▸ **What needs to be done**: Each line below with the string "data" should be copied.
** Opening Recorded information block **
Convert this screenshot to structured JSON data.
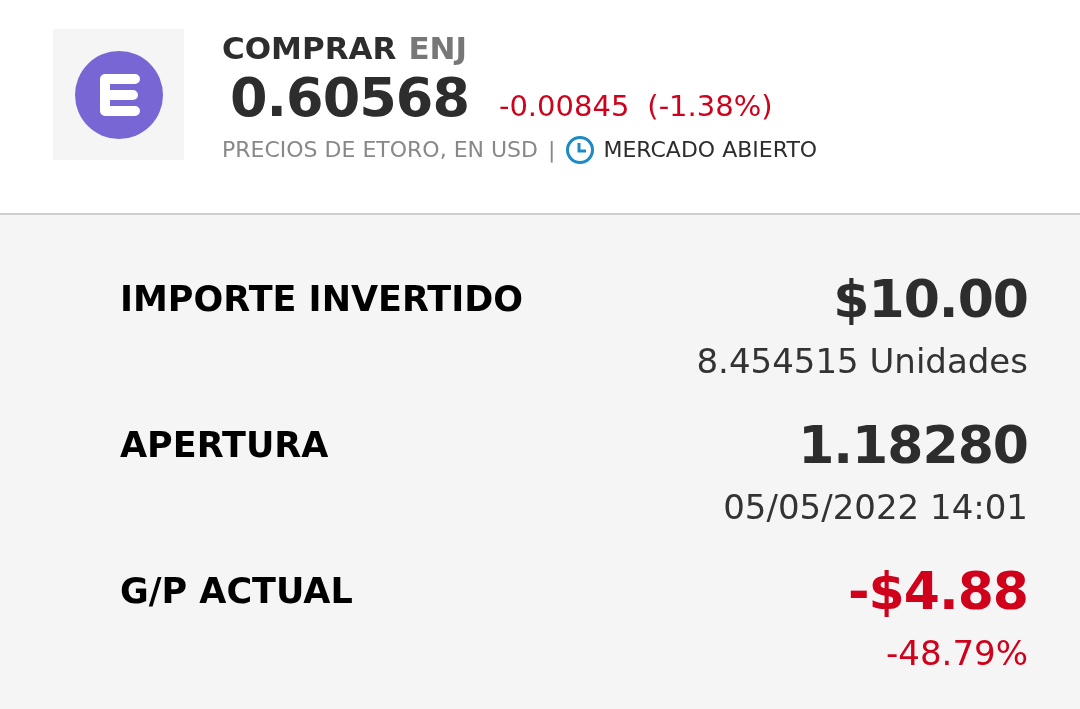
{
  "header": {
    "action": "COMPRAR",
    "symbol": "ENJ",
    "price": "0.60568",
    "change": "-0.00845",
    "change_percent": "(-1.38%)",
    "change_negative": true,
    "source": "PRECIOS DE ETORO, EN USD",
    "separator": "|",
    "market_status": "MERCADO ABIERTO"
  },
  "rows": [
    {
      "label": "IMPORTE INVERTIDO",
      "value": "$10.00",
      "detail": "8.454515 Unidades",
      "negative": false
    },
    {
      "label": "APERTURA",
      "value": "1.18280",
      "detail": "05/05/2022 14:01",
      "negative": false
    },
    {
      "label": "G/P ACTUAL",
      "value": "-$4.88",
      "detail": "-48.79%",
      "negative": true
    }
  ]
}
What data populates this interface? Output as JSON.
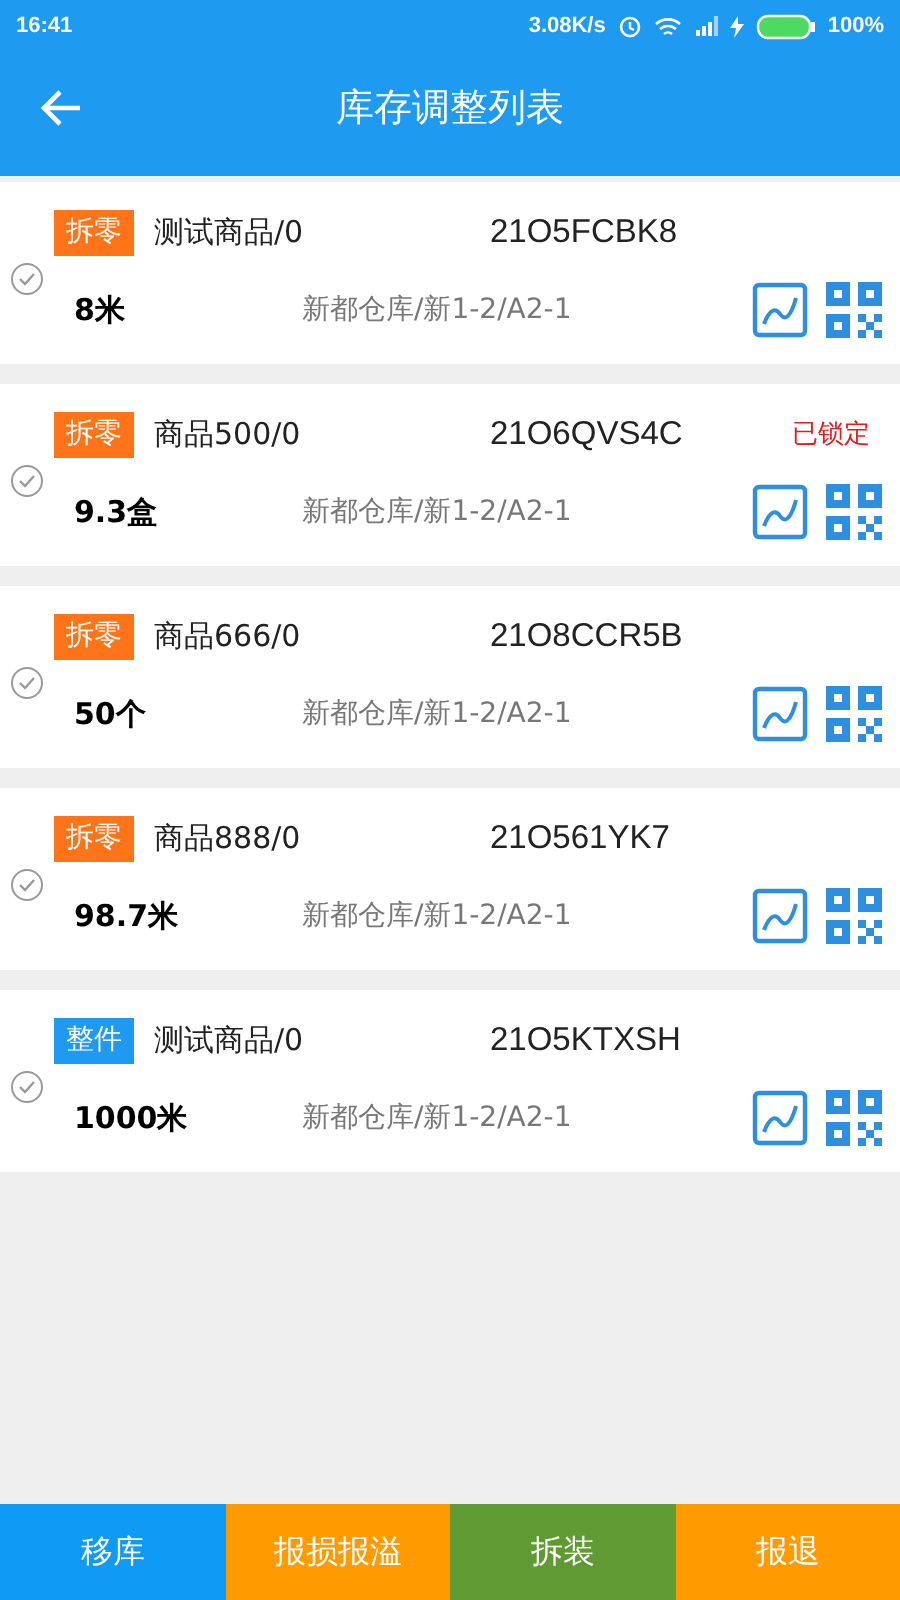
{
  "status_bar": {
    "time": "16:41",
    "speed": "3.08K/s",
    "battery": "100%"
  },
  "header": {
    "title": "库存调整列表"
  },
  "items": [
    {
      "tag": {
        "label": "拆零",
        "color": "#ff7418"
      },
      "name": "测试商品/0",
      "code": "21O5FCBK8",
      "quantity": "8米",
      "location": "新都仓库/新1-2/A2-1",
      "checked": false
    },
    {
      "tag": {
        "label": "拆零",
        "color": "#ff7418"
      },
      "name": "商品500/0",
      "code": "21O6QVS4C",
      "lock": "已锁定",
      "quantity": "9.3盒",
      "location": "新都仓库/新1-2/A2-1",
      "checked": false
    },
    {
      "tag": {
        "label": "拆零",
        "color": "#ff7418"
      },
      "name": "商品666/0",
      "code": "21O8CCR5B",
      "quantity": "50个",
      "location": "新都仓库/新1-2/A2-1",
      "checked": false
    },
    {
      "tag": {
        "label": "拆零",
        "color": "#ff7418"
      },
      "name": "商品888/0",
      "code": "21O561YK7",
      "quantity": "98.7米",
      "location": "新都仓库/新1-2/A2-1",
      "checked": false
    },
    {
      "tag": {
        "label": "整件",
        "color": "#1e9bf0"
      },
      "name": "测试商品/0",
      "code": "21O5KTXSH",
      "quantity": "1000米",
      "location": "新都仓库/新1-2/A2-1",
      "checked": false
    }
  ],
  "actions": [
    {
      "label": "移库",
      "color": "#0f9af5"
    },
    {
      "label": "报损报溢",
      "color": "#ff9a00"
    },
    {
      "label": "拆装",
      "color": "#5f9a32"
    },
    {
      "label": "报退",
      "color": "#ff9a00"
    }
  ]
}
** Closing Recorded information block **
▸ **Written solution**:
Convert this screenshot to structured JSON data.
What data populates this interface? Output as JSON.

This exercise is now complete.